Another system that offers many of the same capabilities as the EPICare system is the IDC/Last Word Electronic Medical Record System. Within the last year, a large medical group comprised of more than 450 cost centers chose the IDX/Last Word system because they believed that Last Word's capabilities included "providing the essential resources necessary for sustaining a single, accessible medical record that adds both value and safety for the provider and the patient (Byrnes, Braden, James, Broadus, Owen, 2011, p. 808). IDX/Last Word and EPIC are very similar in capabilities but EPIC seems to do away with all but a tiny bit of the paperwork that is normally required by the act of creating a record. Last Word, however, still has some problem areas concerning paperwork that needs to be addressed.
Experts agree that the Last Word system takes an inordinate amount of time, effort and coordination to implement when compared to other software systems such as the EPICare. Byrnes et al. found that "careful attention to the process of implementation, in particular the interface between the clinical practice and the technical installation is essential to the success of this costly enterprise" (Byrnes et al., 2011, p. 808).

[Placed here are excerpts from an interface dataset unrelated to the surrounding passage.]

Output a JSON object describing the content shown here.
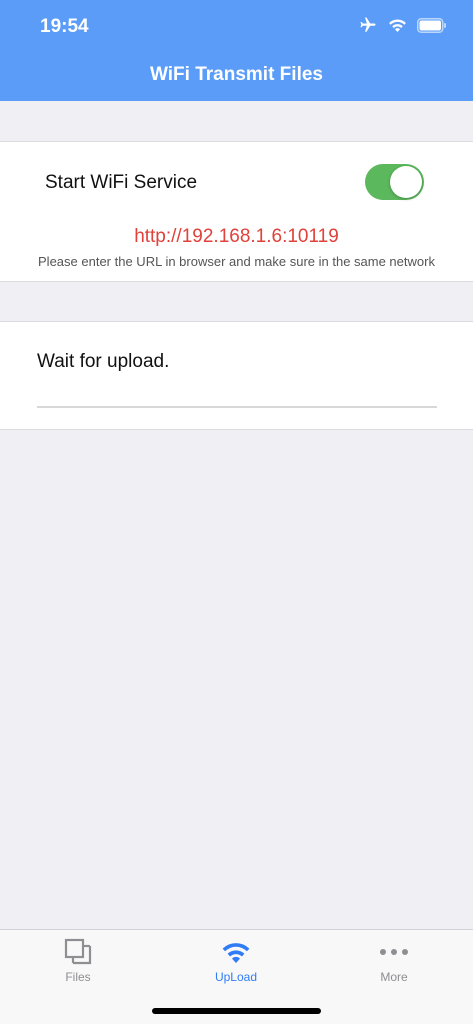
{
  "status_bar": {
    "time": "19:54",
    "icons": [
      "airplane-icon",
      "wifi-icon",
      "battery-icon"
    ]
  },
  "nav": {
    "title": "WiFi Transmit Files"
  },
  "service": {
    "label": "Start WiFi Service",
    "enabled": true,
    "url": "http://192.168.1.6:10119",
    "hint": "Please enter the URL in browser and make sure in the same network"
  },
  "upload": {
    "status": "Wait for upload.",
    "progress": 0
  },
  "tabbar": {
    "tabs": [
      {
        "label": "Files",
        "icon": "files-icon",
        "active": false
      },
      {
        "label": "UpLoad",
        "icon": "wifi-icon",
        "active": true
      },
      {
        "label": "More",
        "icon": "more-icon",
        "active": false
      }
    ]
  },
  "colors": {
    "header": "#5a9cf8",
    "toggle_on": "#5cb85c",
    "url": "#e0413a",
    "tab_active": "#2f7cf6",
    "tab_inactive": "#8e8e93"
  }
}
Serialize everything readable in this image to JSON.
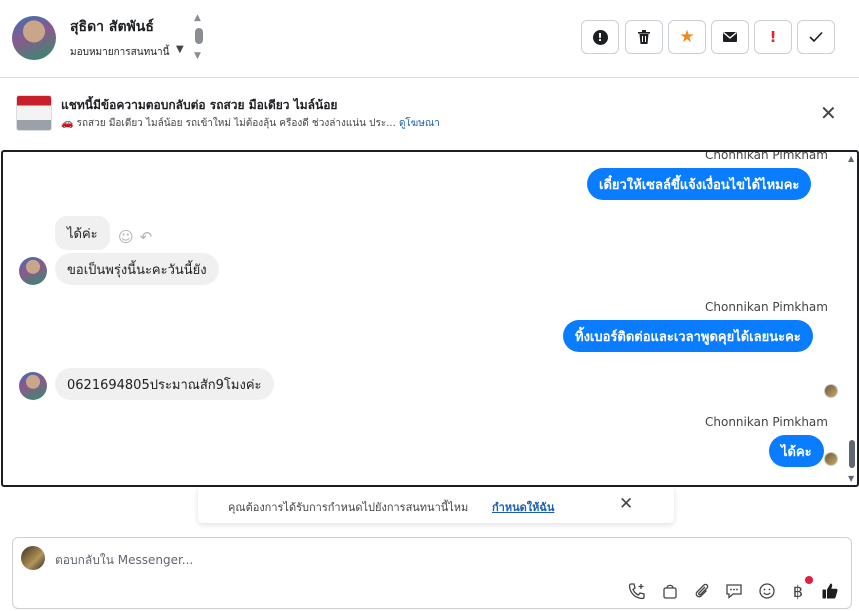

Both the EPICare and Last Word systems concentrate on maintaining one record for each patient with input from a wide variety of doctors, nurses and the patients themselves. When compared the two systems, it seems as if Last Word has improvements to make regarding the auxiliaries that enhance the EPICare system.
Last, but certainly not least, is the Care360 software product. The Care360 website describes the software as "simple, flexible and reliable" (Care360, 2011). This is a system that has a focus that is geared towards physician and medical personnel use rather than patient use. The Care360 system allows for online ordering and receiving lab tests, hospice and clinical messaging systems, comprehensive medical management services, and a very comprehensive clinical encounter documentation component that can…